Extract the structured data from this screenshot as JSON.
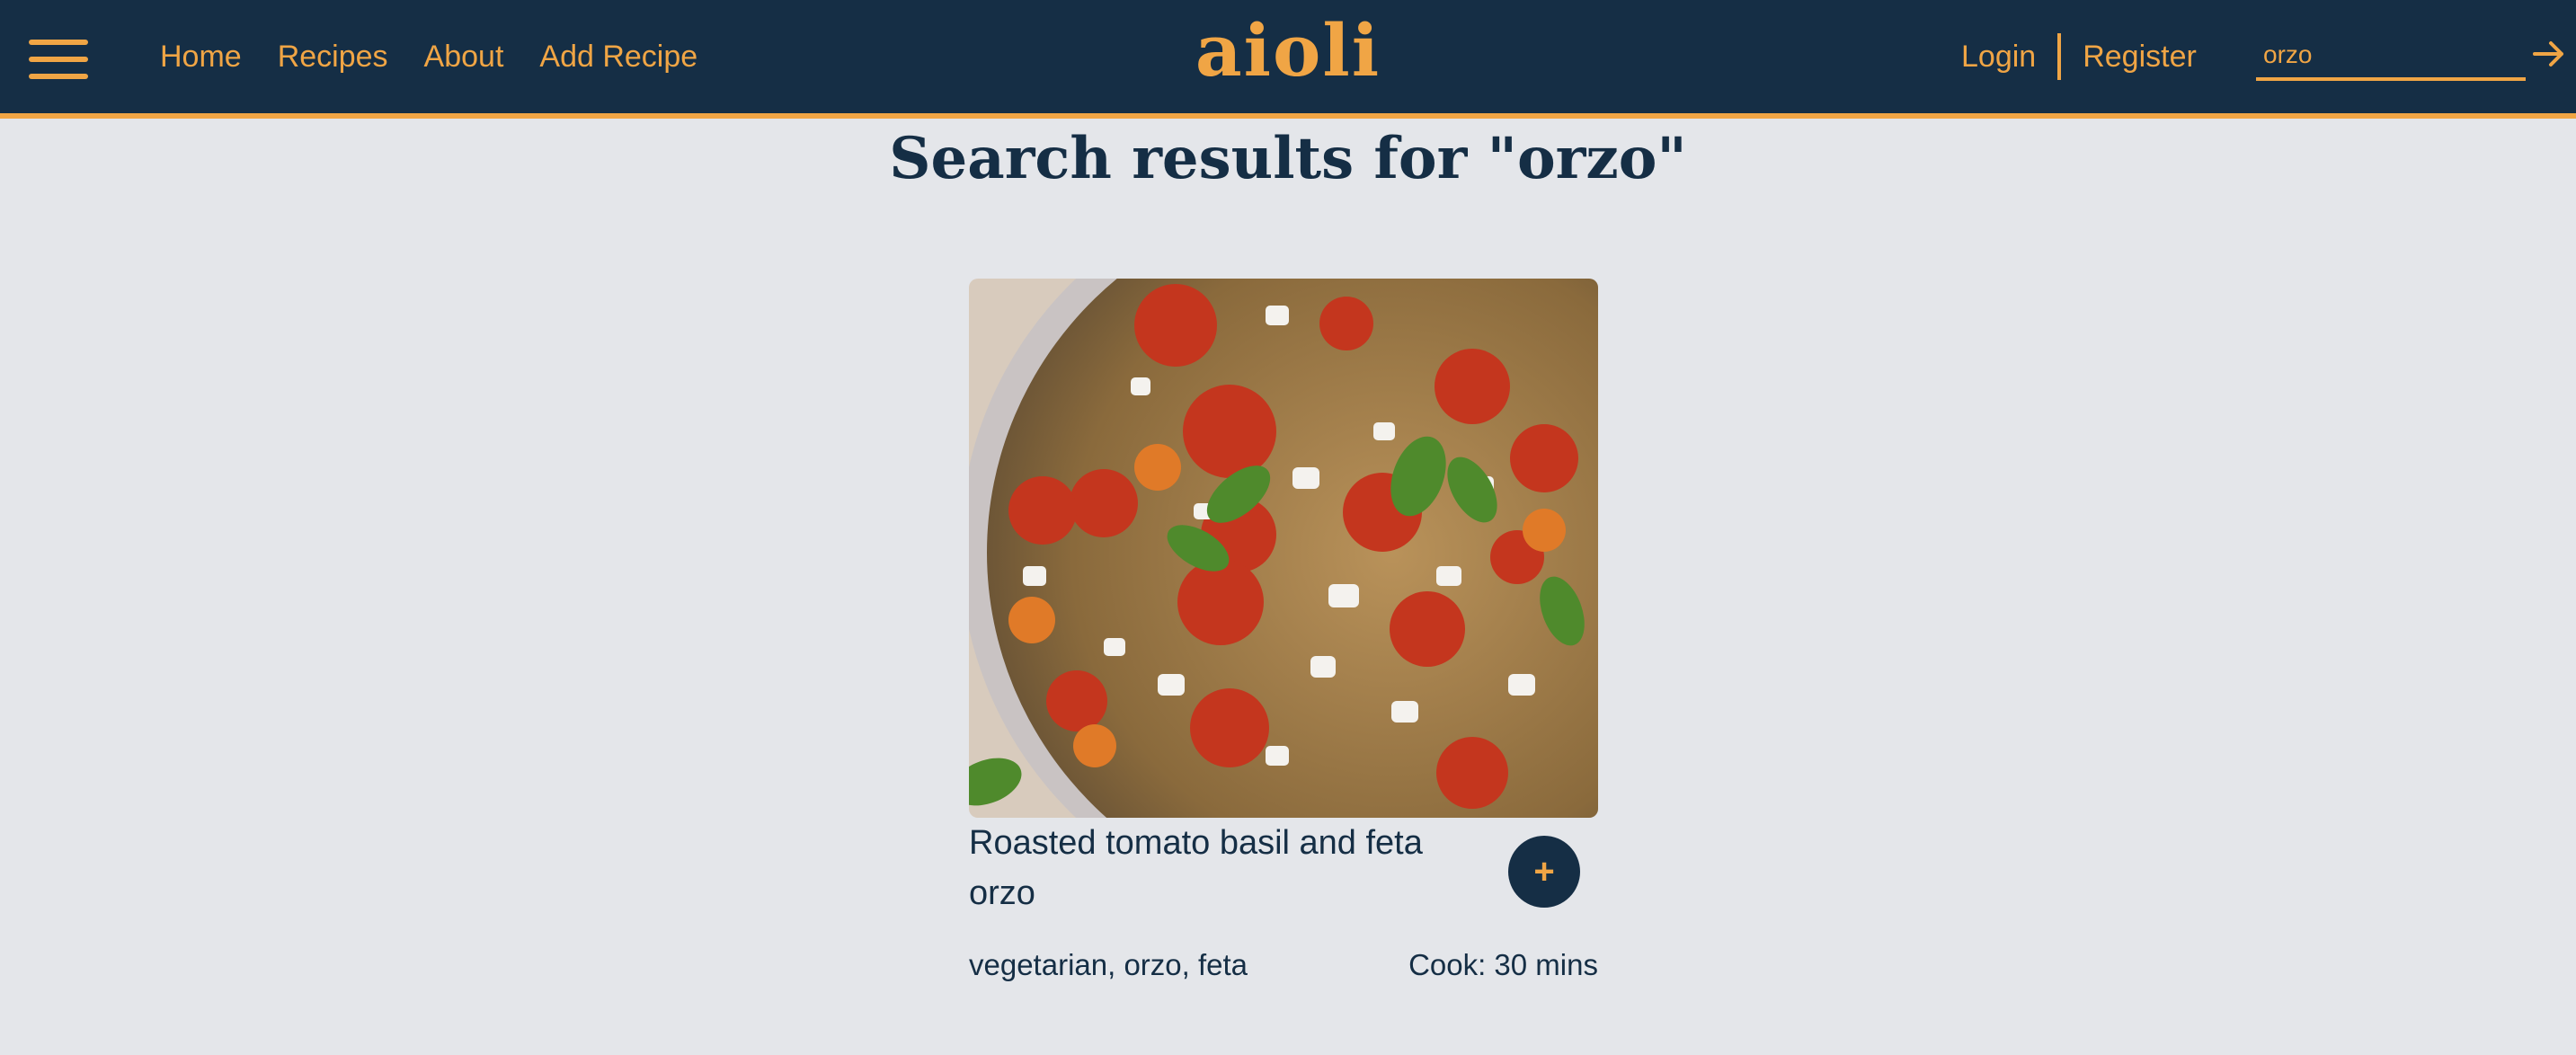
{
  "colors": {
    "navbar_bg": "#152e45",
    "accent": "#f0a545",
    "page_bg": "#e4e6ea",
    "text_dark": "#152e45"
  },
  "nav": {
    "menu_icon": "hamburger-menu-icon",
    "links": [
      "Home",
      "Recipes",
      "About",
      "Add Recipe"
    ],
    "logo": "aioli",
    "login": "Login",
    "register": "Register",
    "search_value": "orzo",
    "search_icon": "arrow-right-icon"
  },
  "page": {
    "title": "Search results for \"orzo\""
  },
  "results": [
    {
      "title": "Roasted tomato basil and feta orzo",
      "add_label": "+",
      "tags": "vegetarian, orzo, feta",
      "cook_time": "Cook: 30 mins"
    }
  ]
}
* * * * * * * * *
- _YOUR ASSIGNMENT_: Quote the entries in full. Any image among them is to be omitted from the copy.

- _PROBLEM SOLUTION_:
Extract the structured data from this screenshot as JSON.
{
  "colors": {
    "navbar_bg": "#152e45",
    "accent": "#f0a545",
    "page_bg": "#e4e6ea",
    "text_dark": "#152e45"
  },
  "nav": {
    "menu_icon": "hamburger-menu-icon",
    "links": [
      "Home",
      "Recipes",
      "About",
      "Add Recipe"
    ],
    "logo": "aioli",
    "login": "Login",
    "register": "Register",
    "search_value": "orzo",
    "search_icon": "arrow-right-icon"
  },
  "page": {
    "title": "Search results for \"orzo\""
  },
  "results": [
    {
      "title": "Roasted tomato basil and feta orzo",
      "add_label": "+",
      "tags": "vegetarian, orzo, feta",
      "cook_time": "Cook: 30 mins"
    }
  ]
}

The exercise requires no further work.